BEGIN The data
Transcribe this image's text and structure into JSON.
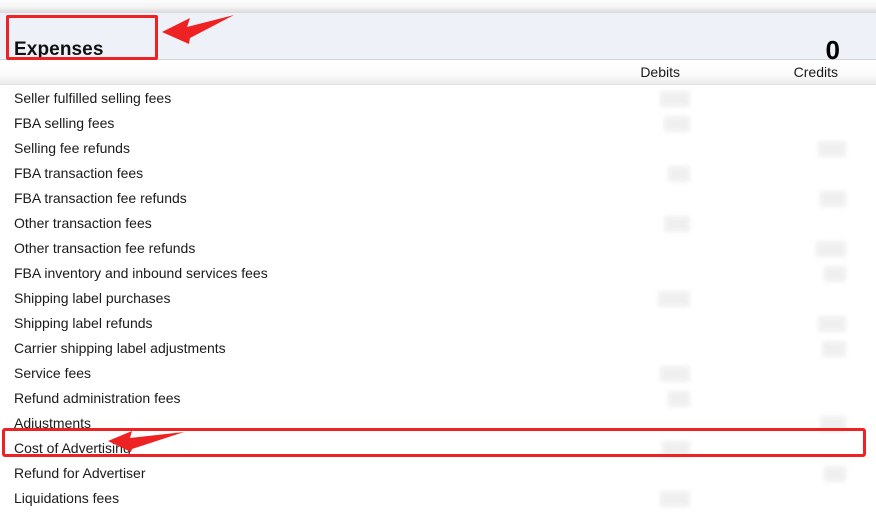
{
  "panel": {
    "title": "Expenses",
    "total_value": "0",
    "accent_color": "#ee2222",
    "header_background": "#eef2f8"
  },
  "columns": {
    "debits_label": "Debits",
    "credits_label": "Credits"
  },
  "rows": [
    {
      "label": "Seller fulfilled selling fees",
      "debits_redacted": true,
      "credits_redacted": false
    },
    {
      "label": "FBA selling fees",
      "debits_redacted": true,
      "credits_redacted": false
    },
    {
      "label": "Selling fee refunds",
      "debits_redacted": false,
      "credits_redacted": true
    },
    {
      "label": "FBA transaction fees",
      "debits_redacted": true,
      "credits_redacted": false
    },
    {
      "label": "FBA transaction fee refunds",
      "debits_redacted": false,
      "credits_redacted": true
    },
    {
      "label": "Other transaction fees",
      "debits_redacted": true,
      "credits_redacted": false
    },
    {
      "label": "Other transaction fee refunds",
      "debits_redacted": false,
      "credits_redacted": true
    },
    {
      "label": "FBA inventory and inbound services fees",
      "debits_redacted": false,
      "credits_redacted": true
    },
    {
      "label": "Shipping label purchases",
      "debits_redacted": true,
      "credits_redacted": false
    },
    {
      "label": "Shipping label refunds",
      "debits_redacted": false,
      "credits_redacted": true
    },
    {
      "label": "Carrier shipping label adjustments",
      "debits_redacted": false,
      "credits_redacted": true
    },
    {
      "label": "Service fees",
      "debits_redacted": true,
      "credits_redacted": false
    },
    {
      "label": "Refund administration fees",
      "debits_redacted": true,
      "credits_redacted": false
    },
    {
      "label": "Adjustments",
      "debits_redacted": false,
      "credits_redacted": true
    },
    {
      "label": "Cost of Advertising",
      "debits_redacted": true,
      "credits_redacted": false
    },
    {
      "label": "Refund for Advertiser",
      "debits_redacted": false,
      "credits_redacted": true
    },
    {
      "label": "Liquidations fees",
      "debits_redacted": true,
      "credits_redacted": false
    }
  ],
  "annotations": [
    {
      "name": "expenses-title-highlight",
      "target": "Expenses"
    },
    {
      "name": "adjustments-row-highlight",
      "target": "Adjustments"
    }
  ]
}
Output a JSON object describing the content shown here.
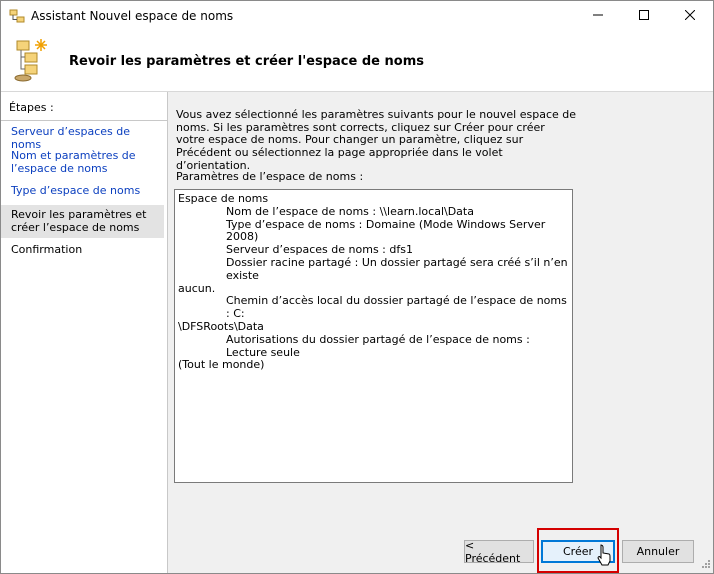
{
  "window": {
    "title": "Assistant Nouvel espace de noms",
    "icons": {
      "app": "folder-tree-icon",
      "minimize": "minimize-icon",
      "maximize": "maximize-icon",
      "close": "close-icon"
    }
  },
  "header": {
    "title": "Revoir les paramètres et créer l'espace de noms",
    "icon": "namespace-wizard-icon"
  },
  "sidebar": {
    "title": "Étapes :",
    "steps": [
      {
        "label": "Serveur d’espaces de noms",
        "state": "link"
      },
      {
        "label": "Nom et paramètres de l’espace de noms",
        "state": "link"
      },
      {
        "label": "Type d’espace de noms",
        "state": "link"
      },
      {
        "label": "Revoir les paramètres et créer l’espace de noms",
        "state": "current"
      },
      {
        "label": "Confirmation",
        "state": "disabled"
      }
    ]
  },
  "content": {
    "intro": "Vous avez sélectionné les paramètres suivants pour le nouvel espace de noms. Si les paramètres sont corrects, cliquez sur Créer pour créer votre espace de noms. Pour changer un paramètre, cliquez sur Précédent ou sélectionnez la page appropriée dans le volet d’orientation.",
    "params_label": "Paramètres de l’espace de noms :",
    "params": {
      "heading": "Espace de noms",
      "name": "Nom de l’espace de noms : \\\\learn.local\\Data",
      "type": "Type d’espace de noms : Domaine (Mode Windows Server 2008)",
      "server": "Serveur d’espaces de noms : dfs1",
      "root_line1": "Dossier racine partagé : Un dossier partagé sera créé s’il n’en existe",
      "root_line2": "aucun.",
      "path_line1": "Chemin d’accès local du dossier partagé de l’espace de noms : C:",
      "path_line2": "\\DFSRoots\\Data",
      "perm_line1": "Autorisations du dossier partagé de l’espace de noms : Lecture seule",
      "perm_line2": "(Tout le monde)"
    }
  },
  "buttons": {
    "previous": "< Précédent",
    "create": "Créer",
    "cancel": "Annuler"
  },
  "colors": {
    "link": "#0b3fbf",
    "highlight_box": "#d40000",
    "default_button_border": "#0078d7"
  }
}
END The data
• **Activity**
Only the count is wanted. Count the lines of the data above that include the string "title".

• **Final answer**
5